Despite its modern appearance, the palace was designed based on Eastern philosophy principles. It follows traditional oriental architectures which integrate hieroglyphics into the construction. For instance, the palace layout resembles “吉” (Ji) – the Chinese symbol for “auspicious”. Or the baselines on the façade form the word “王” (Wang) which means “King”. There is also a lotus pond running along the length of the foyer which is great for feng shui.
21st Century (Contemporary Design)
Like most Asian metropolitans, Saigon of the 21st century is dominated by highrises and skyscrapers. They often stand shoulder to shoulder, making the skyline looks like a vibrant music visualisation. Innovative designs are the earmarks of this era, with concrete, metal and glass are the main construction materials. Gone were elaborate stuccos and intricate ornaments. Instead, sleek lines and curves, as well as free-form shapes are omnipresent.
I remember I was excited when visiting the city’s first skyscrapers, the Saigon Trade Centre (150m). Comprising of 33 storeys, this office building was completed in 1997, just after Vietnam had joined the WTO. It used to be a symbol of pride and represented the economic growth of a new boomtown.
As income rose, the height of the buildings also increased. The Trade Centre was dwarfed by its successors, the lotus-bulb-inspired Bitexco Tower which reaches 262 metres high. But just three years ago, the iconic tower was dethroned by Vietnam’s tallest building, the Landmark 81. Measuring 461 metres in height, this building complex resembles a giant bamboo grove soaring into Saigon’s sky. And the race to the top certainly won’t stop here, with more avant-garde monuments are in the planning and in the making.

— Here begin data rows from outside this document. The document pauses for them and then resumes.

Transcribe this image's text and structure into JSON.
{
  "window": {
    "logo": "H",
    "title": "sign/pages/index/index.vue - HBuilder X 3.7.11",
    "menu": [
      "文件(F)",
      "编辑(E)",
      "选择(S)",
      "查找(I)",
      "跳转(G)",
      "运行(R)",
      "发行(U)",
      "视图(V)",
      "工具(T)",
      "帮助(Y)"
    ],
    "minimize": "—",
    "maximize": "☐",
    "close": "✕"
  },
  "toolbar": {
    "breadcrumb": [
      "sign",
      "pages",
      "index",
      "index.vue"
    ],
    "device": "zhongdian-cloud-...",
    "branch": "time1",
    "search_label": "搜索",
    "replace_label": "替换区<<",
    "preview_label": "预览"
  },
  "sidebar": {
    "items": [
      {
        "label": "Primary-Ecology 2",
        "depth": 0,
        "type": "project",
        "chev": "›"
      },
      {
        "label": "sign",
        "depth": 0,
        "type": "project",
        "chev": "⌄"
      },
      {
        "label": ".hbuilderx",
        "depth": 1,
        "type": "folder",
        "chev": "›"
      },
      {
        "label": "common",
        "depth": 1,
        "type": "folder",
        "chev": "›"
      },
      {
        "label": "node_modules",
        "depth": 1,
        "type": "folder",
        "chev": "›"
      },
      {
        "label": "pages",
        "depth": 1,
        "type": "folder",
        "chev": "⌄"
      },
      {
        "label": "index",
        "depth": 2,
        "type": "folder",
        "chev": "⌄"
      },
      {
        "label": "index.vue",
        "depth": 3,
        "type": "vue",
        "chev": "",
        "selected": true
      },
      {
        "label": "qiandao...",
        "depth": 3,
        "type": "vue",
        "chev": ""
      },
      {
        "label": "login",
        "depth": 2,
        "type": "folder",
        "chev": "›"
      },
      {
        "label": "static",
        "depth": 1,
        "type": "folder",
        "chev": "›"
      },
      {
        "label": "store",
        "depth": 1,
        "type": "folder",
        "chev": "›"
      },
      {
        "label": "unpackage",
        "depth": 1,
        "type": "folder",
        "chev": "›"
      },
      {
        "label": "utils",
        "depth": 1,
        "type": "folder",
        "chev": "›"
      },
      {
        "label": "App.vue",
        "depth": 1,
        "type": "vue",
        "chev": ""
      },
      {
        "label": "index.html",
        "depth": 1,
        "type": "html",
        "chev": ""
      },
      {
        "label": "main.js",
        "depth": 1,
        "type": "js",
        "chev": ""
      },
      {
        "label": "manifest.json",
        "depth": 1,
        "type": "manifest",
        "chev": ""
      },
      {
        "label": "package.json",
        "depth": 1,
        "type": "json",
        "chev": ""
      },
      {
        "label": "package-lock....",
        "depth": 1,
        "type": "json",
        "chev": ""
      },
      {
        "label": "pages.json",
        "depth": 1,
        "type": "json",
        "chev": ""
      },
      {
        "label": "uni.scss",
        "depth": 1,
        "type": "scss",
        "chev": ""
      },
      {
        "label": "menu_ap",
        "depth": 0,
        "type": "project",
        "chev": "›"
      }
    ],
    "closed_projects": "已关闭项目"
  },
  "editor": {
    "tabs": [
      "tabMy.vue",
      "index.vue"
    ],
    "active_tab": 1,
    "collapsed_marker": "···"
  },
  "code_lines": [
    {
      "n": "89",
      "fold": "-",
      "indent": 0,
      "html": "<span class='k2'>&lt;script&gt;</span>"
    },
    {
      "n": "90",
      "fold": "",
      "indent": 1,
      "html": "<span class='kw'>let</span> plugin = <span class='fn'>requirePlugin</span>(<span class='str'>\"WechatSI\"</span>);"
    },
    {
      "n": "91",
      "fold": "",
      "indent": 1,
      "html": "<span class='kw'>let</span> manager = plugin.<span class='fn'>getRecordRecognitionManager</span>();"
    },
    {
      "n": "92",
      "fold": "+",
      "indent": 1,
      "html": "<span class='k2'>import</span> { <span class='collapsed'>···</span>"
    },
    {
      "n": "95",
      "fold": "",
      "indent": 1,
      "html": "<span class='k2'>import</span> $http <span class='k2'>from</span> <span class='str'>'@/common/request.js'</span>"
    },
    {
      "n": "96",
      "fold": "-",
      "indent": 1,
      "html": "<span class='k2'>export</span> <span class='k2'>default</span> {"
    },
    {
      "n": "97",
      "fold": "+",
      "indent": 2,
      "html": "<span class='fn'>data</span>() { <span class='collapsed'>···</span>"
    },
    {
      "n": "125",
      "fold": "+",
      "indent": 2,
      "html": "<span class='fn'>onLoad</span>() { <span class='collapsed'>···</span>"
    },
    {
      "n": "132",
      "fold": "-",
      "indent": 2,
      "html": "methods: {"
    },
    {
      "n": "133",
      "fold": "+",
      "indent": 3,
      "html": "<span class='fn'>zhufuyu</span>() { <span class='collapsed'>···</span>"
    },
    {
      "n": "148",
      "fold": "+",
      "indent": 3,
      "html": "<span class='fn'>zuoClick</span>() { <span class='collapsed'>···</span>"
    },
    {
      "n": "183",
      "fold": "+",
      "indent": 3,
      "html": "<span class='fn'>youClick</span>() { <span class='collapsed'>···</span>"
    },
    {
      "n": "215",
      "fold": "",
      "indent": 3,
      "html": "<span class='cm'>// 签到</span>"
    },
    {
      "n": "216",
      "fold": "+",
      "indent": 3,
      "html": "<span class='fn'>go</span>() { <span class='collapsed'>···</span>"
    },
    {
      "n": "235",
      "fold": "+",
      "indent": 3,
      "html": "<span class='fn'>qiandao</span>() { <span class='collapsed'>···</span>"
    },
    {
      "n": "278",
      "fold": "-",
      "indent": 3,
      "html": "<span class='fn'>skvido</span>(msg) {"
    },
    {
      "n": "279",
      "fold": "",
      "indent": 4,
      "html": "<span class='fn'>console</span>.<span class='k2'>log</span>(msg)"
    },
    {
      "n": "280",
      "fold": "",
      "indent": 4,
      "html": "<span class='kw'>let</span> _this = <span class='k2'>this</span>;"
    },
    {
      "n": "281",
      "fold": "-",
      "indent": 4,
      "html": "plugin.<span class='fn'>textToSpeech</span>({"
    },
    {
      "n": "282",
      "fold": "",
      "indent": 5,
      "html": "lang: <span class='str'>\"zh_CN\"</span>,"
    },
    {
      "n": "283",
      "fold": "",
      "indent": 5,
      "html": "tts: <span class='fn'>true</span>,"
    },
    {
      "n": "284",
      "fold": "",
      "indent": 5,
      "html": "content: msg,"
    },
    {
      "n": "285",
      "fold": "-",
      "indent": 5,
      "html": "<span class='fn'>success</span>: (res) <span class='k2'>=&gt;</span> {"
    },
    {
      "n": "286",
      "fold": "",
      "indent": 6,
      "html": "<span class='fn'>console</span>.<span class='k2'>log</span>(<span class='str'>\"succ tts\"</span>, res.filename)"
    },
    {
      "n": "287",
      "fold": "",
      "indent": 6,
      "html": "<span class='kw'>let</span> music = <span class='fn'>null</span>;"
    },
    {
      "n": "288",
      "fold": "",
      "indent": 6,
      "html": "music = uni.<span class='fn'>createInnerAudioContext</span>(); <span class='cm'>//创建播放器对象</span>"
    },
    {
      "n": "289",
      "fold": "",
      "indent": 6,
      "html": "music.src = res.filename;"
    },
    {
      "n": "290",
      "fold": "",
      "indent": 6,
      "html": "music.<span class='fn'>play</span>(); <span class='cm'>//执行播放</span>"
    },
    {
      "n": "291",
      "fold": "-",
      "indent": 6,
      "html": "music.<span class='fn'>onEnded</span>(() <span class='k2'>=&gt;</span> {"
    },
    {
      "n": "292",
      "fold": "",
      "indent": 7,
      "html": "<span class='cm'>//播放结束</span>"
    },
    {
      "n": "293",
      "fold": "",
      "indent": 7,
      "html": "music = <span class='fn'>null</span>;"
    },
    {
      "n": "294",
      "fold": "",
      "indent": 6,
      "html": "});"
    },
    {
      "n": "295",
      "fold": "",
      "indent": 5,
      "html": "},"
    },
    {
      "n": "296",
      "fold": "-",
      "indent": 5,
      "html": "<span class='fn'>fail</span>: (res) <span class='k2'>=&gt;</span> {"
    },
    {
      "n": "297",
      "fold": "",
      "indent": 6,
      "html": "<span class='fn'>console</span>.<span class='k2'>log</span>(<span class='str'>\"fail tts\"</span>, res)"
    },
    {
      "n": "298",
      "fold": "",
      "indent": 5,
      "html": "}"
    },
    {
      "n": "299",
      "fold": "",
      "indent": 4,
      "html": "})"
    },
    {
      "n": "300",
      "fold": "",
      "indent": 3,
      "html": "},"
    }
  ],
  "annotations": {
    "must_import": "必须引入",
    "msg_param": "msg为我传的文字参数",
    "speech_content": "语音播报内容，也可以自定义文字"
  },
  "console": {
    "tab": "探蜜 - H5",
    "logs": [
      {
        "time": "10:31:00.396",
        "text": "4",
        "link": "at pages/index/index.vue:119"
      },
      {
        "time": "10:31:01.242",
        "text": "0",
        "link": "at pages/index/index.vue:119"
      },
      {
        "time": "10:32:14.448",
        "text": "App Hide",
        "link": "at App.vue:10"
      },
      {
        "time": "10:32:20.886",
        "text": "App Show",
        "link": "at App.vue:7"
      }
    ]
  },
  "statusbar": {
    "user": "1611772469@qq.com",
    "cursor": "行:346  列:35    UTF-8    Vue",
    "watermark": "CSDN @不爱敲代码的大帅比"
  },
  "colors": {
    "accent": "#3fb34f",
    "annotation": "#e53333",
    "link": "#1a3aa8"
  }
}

Unfortunately, with the creation of new things, the old charms start to vanish. There is currently no concrete plan to preserve the city’s historic buildings. Except for several popular heritages, others are largely ignored and get destroyed to give places for a new mall or a luxury apartment complex. But it doesn’t need to be that way. Olds and news can co-exist in the always open-minded Saigon…